» WORK ITEM
Your task is to find every line of the data that holds the string "this" and copy it.

» INFORMATION PROVIDED
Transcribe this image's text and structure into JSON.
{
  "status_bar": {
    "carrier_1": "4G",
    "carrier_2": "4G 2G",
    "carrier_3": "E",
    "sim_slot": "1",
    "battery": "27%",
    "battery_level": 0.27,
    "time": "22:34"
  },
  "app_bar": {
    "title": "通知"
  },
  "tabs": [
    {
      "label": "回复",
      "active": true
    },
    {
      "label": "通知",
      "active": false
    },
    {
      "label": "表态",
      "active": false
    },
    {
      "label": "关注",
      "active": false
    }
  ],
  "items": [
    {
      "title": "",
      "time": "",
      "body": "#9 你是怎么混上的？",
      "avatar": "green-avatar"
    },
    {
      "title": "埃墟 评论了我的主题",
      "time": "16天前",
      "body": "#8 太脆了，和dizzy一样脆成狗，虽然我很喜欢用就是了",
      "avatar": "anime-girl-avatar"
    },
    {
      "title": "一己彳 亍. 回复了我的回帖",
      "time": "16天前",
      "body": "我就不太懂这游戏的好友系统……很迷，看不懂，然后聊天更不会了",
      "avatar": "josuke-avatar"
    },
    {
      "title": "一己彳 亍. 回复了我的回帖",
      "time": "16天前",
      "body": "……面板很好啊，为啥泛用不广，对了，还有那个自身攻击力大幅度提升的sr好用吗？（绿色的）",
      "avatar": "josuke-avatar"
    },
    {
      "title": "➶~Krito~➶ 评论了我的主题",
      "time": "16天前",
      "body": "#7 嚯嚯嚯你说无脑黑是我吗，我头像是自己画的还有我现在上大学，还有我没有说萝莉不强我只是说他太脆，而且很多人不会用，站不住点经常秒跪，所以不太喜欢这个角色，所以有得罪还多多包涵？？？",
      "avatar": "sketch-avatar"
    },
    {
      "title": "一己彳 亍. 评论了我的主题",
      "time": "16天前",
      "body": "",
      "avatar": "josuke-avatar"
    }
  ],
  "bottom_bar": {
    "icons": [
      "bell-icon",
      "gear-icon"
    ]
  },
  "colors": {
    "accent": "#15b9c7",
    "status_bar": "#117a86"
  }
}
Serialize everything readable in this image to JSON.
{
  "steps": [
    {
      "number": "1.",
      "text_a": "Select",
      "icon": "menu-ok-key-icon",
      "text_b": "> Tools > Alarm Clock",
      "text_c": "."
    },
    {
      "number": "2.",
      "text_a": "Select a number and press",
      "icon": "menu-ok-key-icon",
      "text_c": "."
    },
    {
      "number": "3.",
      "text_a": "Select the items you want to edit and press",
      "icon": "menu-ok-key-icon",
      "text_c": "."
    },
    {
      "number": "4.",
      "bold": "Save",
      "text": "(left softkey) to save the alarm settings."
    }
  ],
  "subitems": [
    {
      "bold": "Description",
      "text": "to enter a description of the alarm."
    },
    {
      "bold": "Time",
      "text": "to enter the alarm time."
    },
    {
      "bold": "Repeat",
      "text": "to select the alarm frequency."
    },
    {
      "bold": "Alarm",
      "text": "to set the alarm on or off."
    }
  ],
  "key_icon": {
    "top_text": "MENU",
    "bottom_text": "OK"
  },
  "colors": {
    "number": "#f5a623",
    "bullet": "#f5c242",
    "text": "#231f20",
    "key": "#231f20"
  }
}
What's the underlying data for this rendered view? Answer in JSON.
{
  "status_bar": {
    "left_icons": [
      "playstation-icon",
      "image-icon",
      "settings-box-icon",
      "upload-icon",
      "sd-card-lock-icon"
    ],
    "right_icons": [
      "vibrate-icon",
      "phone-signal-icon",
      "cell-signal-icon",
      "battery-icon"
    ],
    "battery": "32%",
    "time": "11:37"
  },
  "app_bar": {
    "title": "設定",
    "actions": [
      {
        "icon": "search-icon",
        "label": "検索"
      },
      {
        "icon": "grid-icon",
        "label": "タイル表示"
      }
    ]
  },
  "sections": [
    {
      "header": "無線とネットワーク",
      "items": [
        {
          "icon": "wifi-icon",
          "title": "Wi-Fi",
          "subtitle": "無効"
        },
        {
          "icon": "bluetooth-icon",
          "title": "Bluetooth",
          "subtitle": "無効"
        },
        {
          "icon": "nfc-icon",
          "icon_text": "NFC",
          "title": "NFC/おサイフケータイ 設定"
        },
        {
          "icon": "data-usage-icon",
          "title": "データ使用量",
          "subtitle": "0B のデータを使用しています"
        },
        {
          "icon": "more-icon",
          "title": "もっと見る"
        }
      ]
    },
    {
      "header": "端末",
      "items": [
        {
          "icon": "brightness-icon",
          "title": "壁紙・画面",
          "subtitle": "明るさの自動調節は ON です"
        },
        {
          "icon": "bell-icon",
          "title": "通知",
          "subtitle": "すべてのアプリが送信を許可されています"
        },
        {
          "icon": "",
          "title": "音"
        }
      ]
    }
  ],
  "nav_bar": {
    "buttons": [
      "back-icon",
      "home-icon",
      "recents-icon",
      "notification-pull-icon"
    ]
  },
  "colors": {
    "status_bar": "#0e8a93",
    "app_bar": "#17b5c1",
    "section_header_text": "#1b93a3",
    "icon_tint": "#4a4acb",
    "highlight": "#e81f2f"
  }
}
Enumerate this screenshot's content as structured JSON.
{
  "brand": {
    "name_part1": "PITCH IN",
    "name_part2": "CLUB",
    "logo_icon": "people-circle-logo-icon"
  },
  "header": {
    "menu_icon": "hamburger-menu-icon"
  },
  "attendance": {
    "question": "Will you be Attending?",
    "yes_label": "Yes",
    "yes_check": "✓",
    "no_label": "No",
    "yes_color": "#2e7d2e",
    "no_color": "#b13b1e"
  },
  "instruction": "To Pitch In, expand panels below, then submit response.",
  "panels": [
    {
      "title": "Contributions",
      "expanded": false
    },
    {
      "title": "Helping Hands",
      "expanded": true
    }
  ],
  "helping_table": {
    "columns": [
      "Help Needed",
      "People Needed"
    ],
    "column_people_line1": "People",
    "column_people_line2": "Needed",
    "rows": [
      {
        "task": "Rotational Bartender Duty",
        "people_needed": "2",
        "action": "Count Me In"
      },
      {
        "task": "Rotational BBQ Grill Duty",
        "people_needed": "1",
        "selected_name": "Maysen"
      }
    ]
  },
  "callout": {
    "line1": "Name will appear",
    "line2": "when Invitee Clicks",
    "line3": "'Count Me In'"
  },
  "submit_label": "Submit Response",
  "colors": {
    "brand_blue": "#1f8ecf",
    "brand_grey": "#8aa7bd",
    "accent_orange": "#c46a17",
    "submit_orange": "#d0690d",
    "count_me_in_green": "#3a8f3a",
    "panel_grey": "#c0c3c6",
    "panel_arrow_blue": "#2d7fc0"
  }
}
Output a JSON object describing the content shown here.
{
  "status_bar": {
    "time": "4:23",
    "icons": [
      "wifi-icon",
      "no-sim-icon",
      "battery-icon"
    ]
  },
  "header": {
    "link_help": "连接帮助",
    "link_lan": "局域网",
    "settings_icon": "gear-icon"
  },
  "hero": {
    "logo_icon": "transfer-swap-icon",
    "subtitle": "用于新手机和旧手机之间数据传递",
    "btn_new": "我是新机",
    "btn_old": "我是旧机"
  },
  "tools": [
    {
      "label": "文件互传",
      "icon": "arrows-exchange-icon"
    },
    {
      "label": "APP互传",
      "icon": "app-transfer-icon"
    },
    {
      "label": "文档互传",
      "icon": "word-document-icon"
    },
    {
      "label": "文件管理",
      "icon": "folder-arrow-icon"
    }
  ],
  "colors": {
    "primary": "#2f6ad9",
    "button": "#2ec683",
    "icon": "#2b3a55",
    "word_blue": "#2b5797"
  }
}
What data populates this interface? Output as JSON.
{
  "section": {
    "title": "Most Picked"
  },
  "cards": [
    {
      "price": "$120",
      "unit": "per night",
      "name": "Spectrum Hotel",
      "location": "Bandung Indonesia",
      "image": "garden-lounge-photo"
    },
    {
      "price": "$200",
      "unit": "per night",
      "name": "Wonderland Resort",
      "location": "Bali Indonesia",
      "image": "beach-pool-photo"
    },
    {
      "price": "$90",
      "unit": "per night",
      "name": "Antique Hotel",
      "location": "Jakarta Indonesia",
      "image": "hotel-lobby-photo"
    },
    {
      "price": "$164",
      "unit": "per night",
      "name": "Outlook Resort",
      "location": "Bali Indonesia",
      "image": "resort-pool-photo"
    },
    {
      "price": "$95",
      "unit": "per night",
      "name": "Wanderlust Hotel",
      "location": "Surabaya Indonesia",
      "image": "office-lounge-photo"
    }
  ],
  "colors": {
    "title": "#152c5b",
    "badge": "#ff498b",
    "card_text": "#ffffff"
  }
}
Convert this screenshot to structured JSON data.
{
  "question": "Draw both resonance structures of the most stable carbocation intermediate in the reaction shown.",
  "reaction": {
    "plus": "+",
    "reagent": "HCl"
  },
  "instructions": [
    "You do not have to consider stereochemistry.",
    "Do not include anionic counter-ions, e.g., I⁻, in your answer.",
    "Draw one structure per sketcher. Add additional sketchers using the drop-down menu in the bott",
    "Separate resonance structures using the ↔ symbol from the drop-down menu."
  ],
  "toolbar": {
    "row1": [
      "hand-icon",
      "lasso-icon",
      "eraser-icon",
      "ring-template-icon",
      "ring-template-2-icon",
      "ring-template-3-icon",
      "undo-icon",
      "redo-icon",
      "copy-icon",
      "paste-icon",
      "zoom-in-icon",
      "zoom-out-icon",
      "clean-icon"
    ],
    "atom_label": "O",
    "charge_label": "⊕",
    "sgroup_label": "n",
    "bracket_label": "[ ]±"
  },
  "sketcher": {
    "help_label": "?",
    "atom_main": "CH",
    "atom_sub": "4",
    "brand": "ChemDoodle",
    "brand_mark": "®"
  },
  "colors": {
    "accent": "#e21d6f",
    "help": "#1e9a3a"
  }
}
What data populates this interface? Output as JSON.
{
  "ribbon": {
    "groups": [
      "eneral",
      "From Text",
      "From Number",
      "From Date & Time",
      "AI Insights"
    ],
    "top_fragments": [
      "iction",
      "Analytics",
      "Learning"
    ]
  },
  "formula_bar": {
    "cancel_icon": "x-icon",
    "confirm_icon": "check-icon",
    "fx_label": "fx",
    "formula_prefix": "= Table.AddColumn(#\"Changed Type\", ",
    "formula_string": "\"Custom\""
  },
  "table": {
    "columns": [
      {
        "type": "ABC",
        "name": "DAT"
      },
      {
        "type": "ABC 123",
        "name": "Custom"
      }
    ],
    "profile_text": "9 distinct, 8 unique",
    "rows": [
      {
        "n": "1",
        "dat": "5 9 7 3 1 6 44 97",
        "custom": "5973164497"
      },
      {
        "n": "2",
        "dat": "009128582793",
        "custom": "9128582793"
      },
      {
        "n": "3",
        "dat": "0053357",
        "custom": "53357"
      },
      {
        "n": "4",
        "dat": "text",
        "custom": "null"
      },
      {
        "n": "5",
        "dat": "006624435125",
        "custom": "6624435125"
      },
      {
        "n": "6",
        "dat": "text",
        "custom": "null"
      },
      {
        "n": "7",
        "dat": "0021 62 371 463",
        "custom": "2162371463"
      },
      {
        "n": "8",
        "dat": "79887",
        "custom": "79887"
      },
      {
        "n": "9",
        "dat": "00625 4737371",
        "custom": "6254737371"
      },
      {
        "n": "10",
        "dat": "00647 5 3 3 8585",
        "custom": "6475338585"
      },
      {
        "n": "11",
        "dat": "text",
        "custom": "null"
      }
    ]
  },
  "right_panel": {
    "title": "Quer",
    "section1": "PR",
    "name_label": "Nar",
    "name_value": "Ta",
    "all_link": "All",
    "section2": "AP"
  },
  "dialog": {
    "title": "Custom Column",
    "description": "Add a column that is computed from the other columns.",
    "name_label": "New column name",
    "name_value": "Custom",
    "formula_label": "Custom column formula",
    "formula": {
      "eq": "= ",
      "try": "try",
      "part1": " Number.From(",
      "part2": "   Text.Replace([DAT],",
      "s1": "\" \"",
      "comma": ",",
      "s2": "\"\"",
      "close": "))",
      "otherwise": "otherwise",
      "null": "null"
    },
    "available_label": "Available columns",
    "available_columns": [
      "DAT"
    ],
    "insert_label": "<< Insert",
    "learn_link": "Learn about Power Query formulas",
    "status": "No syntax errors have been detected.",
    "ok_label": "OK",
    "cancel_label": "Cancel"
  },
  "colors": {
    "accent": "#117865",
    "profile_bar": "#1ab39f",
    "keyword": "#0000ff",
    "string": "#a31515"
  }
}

» SOLUTION BELOW
Transcribe this image's text and structure into JSON.
Serialize everything readable in this image to JSON.
What's the underlying data for this rendered view? Answer in JSON.
Enumerate this screenshot's content as structured JSON.
What data populates this interface? Output as JSON.
Convert this screenshot to structured JSON data.
What data populates this interface? Output as JSON.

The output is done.